James McBride (US, 1967, 74 min.)

L. M. Kit Carson plays David Holzman, an aspiring filmmaker living in lower Manhattan, in this pioneering satire of cinéma vérité. Holzman documents his daily life, his relationship with his girlfriend, the equipment and techniques of the filmmaking process, and the people he meets on the streets of Greenwich Village.

Near the end of the film, Holzman describes how his apartment was robbed and all of his filmmaking and sound recording equipment was stolen. We hear Holzman narrating these events on what he describes as record from an auto-recording booth, in which he has made an instant document of a few minutes of speech, since his Nagra recorder was stolen. The visual element that accompanies this narration is a series of photo booth photos, the visual equivalent of the auto-recording booth, the only way he can make a visual record of events now that his camera has been stolen.

Contributed by Brian

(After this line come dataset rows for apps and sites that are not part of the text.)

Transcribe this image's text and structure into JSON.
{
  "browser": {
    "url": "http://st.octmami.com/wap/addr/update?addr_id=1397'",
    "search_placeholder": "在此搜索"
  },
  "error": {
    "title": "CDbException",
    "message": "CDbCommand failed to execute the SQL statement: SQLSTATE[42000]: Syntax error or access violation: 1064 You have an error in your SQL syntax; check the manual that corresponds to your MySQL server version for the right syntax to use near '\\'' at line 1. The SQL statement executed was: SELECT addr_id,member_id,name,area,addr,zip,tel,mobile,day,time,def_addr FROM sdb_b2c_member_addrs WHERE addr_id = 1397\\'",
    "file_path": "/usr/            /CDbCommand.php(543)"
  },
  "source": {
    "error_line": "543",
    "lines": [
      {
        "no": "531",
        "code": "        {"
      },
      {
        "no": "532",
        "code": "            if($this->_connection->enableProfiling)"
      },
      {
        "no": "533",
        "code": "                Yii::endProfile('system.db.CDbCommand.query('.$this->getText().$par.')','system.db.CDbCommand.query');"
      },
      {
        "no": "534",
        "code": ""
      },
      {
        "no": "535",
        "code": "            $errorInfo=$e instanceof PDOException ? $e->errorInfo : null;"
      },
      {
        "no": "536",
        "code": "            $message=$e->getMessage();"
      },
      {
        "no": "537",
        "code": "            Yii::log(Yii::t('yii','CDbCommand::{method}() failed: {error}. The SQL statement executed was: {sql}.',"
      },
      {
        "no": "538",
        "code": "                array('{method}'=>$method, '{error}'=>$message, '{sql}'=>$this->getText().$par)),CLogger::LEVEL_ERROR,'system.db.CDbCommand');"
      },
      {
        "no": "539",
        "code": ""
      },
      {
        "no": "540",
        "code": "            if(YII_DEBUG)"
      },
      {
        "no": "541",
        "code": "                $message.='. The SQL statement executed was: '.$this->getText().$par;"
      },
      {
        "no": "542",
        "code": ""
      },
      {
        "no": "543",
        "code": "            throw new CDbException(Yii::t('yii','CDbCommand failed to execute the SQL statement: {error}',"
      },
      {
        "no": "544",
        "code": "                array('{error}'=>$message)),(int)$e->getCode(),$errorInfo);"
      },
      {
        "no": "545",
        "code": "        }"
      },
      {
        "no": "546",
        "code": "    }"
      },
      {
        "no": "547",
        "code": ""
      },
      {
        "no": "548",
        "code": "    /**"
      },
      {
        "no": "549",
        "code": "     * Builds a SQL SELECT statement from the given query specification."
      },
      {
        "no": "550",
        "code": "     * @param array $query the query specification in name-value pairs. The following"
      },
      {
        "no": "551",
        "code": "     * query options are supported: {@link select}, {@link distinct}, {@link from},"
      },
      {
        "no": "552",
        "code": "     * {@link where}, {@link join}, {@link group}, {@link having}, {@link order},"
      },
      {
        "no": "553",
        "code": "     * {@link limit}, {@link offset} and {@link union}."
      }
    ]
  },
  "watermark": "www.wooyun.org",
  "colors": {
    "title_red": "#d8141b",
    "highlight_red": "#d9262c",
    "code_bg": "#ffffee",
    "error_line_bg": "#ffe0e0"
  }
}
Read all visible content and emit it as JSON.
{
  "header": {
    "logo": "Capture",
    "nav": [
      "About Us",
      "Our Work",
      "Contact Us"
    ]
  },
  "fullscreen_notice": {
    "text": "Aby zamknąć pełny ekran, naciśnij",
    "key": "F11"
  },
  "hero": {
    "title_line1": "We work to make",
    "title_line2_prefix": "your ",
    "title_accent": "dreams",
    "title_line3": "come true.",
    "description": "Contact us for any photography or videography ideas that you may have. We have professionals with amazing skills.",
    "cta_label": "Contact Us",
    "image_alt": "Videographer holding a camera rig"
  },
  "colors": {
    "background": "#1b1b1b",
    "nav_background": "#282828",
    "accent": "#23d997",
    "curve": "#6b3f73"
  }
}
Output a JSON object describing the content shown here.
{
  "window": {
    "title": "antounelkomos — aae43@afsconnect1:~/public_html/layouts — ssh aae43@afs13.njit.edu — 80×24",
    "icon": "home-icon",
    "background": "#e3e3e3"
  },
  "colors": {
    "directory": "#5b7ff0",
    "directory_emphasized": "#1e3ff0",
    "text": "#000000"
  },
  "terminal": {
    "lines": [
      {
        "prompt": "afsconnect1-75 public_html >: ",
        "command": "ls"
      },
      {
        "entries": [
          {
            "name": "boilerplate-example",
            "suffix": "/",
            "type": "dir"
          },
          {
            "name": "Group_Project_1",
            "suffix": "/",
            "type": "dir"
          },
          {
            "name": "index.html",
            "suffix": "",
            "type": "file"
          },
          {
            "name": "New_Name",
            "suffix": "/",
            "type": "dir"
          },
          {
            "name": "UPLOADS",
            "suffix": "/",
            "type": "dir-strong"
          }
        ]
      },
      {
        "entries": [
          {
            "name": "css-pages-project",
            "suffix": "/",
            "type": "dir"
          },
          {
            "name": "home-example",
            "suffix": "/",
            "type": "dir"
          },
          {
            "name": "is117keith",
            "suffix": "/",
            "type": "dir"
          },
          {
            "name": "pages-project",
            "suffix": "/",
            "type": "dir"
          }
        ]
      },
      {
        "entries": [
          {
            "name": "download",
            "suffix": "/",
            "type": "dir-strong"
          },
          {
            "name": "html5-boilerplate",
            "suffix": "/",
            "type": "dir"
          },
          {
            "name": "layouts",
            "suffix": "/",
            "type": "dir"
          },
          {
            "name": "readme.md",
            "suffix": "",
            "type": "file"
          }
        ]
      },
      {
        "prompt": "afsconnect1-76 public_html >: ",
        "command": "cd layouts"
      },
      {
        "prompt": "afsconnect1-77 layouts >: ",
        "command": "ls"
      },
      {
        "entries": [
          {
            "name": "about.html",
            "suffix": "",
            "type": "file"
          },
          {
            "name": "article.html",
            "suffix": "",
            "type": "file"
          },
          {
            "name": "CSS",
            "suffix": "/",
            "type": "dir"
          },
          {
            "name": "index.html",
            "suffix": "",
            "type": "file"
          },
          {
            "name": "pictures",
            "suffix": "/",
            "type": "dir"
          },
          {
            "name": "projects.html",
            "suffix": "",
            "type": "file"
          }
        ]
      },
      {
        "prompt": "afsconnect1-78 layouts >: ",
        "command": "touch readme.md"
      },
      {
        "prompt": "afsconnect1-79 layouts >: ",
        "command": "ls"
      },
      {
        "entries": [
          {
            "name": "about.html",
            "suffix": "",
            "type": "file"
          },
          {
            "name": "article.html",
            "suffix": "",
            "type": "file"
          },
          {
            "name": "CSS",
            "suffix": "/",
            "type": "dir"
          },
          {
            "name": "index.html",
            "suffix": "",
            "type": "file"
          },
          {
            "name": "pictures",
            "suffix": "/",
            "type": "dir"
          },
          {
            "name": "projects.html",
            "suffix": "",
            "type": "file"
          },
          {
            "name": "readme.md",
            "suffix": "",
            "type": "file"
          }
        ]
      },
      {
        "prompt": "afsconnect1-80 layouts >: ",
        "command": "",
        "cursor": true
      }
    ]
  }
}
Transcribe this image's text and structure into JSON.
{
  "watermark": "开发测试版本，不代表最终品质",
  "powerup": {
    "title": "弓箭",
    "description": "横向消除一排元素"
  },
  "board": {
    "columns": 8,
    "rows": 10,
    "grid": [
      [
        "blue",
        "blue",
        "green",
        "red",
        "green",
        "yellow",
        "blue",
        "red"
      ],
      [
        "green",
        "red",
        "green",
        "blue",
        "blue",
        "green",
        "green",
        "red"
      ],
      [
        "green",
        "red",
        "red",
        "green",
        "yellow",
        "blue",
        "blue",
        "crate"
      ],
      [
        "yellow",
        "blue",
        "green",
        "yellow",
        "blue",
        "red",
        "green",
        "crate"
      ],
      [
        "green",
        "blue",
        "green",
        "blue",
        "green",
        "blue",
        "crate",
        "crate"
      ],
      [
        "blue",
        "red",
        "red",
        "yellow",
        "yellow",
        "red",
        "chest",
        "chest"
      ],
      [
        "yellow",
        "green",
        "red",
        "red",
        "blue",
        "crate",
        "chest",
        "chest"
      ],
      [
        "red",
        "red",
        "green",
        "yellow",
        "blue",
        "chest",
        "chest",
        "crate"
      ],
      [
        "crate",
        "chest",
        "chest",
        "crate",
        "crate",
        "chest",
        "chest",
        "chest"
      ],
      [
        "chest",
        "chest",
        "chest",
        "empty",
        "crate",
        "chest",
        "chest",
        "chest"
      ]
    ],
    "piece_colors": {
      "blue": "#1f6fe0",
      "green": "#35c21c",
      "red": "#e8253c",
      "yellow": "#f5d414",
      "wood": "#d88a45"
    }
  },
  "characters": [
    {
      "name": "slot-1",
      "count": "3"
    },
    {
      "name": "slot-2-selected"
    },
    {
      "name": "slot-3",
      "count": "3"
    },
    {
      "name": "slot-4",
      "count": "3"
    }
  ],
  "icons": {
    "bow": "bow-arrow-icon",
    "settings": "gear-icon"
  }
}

"The apartment was broken into. Everything that you could walk away with and hock in there was taken."
"Everything: the camera, the still camera..."
"This must be the end of the film. This is the end of the film. It's finished."